CANADA FX DEBT-C$ hits two-week low on growth fears

Thu Mar 22, 2012 10:05am EDT
Email This Article |
Share This Article
  • Facebook
  • LinkedIn
  • Twitter
| Print This Article
[-] Text [+]

* C$ at C$0.9996 vs US$, or $1.0003
    * Lowest level since March 7
    * Canadian January retail sales come in below estimates
    * China, euro zone PMI data weighs
    * Bond prices higher across curve

    By Jon Cook	
    TORONTO, March 22 (Reuters) - The Canadian dollar hit a
two-week low against its U.S. counterpart o n T hursday after
disappointing domestic retail data added to global growth
concerns following weak Chinese and European manufacturing data.	
    Strong sales by motor vehicle and parts dealers in January
drove a 0.5 percent increase in Canadian retail sales over the
month, Statistics Canada said on Th ursday.
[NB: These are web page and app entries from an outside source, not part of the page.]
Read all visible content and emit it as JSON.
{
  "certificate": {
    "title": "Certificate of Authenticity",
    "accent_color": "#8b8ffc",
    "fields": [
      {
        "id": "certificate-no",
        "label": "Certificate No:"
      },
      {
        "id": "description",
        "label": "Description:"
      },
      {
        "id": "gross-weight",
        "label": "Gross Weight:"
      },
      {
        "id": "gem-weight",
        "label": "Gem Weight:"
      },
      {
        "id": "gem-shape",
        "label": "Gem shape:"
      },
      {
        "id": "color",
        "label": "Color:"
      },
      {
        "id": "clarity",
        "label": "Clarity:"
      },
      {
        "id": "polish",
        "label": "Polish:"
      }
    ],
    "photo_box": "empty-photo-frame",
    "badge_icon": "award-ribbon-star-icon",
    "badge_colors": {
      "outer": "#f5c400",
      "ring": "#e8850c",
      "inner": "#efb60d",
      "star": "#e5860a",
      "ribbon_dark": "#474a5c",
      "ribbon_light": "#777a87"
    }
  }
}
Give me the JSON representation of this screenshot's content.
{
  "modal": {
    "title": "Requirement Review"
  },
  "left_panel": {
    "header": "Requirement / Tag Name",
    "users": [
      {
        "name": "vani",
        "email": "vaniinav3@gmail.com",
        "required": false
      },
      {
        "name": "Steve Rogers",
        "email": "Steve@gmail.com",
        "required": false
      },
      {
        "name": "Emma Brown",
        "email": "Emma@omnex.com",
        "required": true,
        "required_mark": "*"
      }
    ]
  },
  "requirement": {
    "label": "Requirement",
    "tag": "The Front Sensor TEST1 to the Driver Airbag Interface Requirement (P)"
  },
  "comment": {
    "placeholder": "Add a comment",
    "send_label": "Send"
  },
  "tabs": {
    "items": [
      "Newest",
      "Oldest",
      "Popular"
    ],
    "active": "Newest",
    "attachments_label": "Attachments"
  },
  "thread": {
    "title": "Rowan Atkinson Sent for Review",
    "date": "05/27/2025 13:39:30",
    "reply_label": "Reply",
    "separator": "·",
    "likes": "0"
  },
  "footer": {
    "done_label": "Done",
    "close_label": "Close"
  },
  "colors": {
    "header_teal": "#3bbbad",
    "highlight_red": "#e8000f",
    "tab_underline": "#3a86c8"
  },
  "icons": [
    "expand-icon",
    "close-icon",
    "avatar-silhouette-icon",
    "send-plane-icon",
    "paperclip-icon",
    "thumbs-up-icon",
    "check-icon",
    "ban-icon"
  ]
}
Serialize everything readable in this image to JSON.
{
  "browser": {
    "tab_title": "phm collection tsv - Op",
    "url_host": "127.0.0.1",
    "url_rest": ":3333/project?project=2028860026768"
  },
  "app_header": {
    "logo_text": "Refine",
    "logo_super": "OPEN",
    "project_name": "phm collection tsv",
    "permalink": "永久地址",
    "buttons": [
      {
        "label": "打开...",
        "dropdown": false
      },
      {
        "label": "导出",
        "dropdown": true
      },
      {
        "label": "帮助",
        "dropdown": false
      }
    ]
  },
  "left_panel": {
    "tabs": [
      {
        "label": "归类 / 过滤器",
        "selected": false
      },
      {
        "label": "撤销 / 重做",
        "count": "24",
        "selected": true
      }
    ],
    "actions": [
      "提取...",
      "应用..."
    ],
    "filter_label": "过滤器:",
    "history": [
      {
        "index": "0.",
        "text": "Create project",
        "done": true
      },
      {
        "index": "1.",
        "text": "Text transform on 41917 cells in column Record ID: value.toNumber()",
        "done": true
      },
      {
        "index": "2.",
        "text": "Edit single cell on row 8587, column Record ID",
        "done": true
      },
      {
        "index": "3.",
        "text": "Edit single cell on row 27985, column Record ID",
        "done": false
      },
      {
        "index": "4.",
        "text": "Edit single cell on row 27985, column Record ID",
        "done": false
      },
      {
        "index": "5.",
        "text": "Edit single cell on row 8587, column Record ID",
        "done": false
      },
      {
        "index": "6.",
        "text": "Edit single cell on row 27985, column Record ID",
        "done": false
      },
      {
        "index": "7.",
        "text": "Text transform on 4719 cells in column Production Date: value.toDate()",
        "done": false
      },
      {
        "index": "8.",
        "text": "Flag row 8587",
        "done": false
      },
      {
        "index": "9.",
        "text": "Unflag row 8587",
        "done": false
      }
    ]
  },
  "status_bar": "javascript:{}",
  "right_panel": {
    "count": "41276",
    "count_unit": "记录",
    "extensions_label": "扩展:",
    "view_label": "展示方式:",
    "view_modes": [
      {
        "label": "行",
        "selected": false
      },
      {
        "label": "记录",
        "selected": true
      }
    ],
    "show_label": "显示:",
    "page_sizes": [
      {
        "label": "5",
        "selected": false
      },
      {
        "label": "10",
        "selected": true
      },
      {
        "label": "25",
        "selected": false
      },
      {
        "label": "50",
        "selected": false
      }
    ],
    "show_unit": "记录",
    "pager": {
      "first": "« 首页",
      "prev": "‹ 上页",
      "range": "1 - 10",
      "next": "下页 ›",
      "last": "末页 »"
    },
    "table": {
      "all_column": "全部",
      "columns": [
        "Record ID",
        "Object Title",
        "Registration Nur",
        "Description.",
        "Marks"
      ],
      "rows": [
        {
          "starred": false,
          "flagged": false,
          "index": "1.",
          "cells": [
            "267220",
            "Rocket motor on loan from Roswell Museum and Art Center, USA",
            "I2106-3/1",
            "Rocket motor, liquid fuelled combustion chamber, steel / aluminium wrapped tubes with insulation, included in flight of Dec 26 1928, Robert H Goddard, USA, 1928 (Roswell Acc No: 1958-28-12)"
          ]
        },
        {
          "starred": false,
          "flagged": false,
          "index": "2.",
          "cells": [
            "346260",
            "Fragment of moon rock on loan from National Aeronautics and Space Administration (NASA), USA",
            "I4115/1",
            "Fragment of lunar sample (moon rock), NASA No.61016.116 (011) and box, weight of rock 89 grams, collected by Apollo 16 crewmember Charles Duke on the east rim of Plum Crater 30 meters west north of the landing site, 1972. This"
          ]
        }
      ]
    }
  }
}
But the data came in
below estimates from a Reuters poll of economists that predicted
a rise of 1.7 percent. 	
    "The weaker Canadian data suggests that we may see a bit
more (Canadian dollar) softness," said Shaun Osborne, chief
currency strategist at TD Securities.	
    The Canadian currency slid back above parity with the U.S.
dollar at $1.006 after the data was released. It was at C$0.9974
versus the U.S. dollar, or $1.0026, immediately before the
    At 9:50 a.m. (1350 GMT), the Canadian dollar stood
at C$0.9996 against the U.S. dollar, or $1.0003, down from
Wednesday's North American close at C$0.9923 versus the U.S.
dollar, or $1.0078. It was its lowest level since March 7.	
    The currency is down more than 1 percent against the
greenback so far this month.	
    Overnight, the HSBC flash Purchasing Managers' Index, the
earliest indicator of China's industrial activity, fell to 48.1
in March from February's four-month high of 49.6. Anything below
50 is viewed as a contraction. 	
    Earlier this month China cut its 2012 economic growth target
to an eight-year low of 7.5 percent. 	
    In Europe, powerhouses Germany and France both reported an
unexpected contraction in manufacturing. 	
    "Those that are commodities-related to China are suffering,"
said Jeremy Stretch, head of foreign exchange strategy at CIBC
World Markets in London. "With the euro under pressure as well
it's not helping equity sentiment, which is generally a catalyst
for a weaker Canadian dollar."	
    The weak manufacturing data also sent oil prices lower,
pressuring the Canadian currency, as Brent crude was set
for its lowest close in more than two weeks on Thursday. 	
    Canada's dollar still fared better than other
commodity-linked currencies, especially the Australian dollar
, which hit a two-month low versus the U.S. dollar of
    Losses were pared after U.S. data on Thursday showed initial
jobless claims fell 5,000 to a seasonally adjusted 348,000, the
lowest level since February 2008. 	
    "It suggests that the improvement that we've seen in terms
of these numbers recently has been sustained," said Osborne.	
    He added that the Canadian dollar would likely stay within a
range between its 200-day moving average near parity with the
U.S. currency and its 40-day moving average around C$0.9950.	
    A decline in risk appetite was reflected by higher Canadian
bond prices across the curve. The two-year bond was
up 7 Canadian cents to yield 1.249 percent, while the 10-year
bond rose 35 Canadian cents to yield 2.198 percent.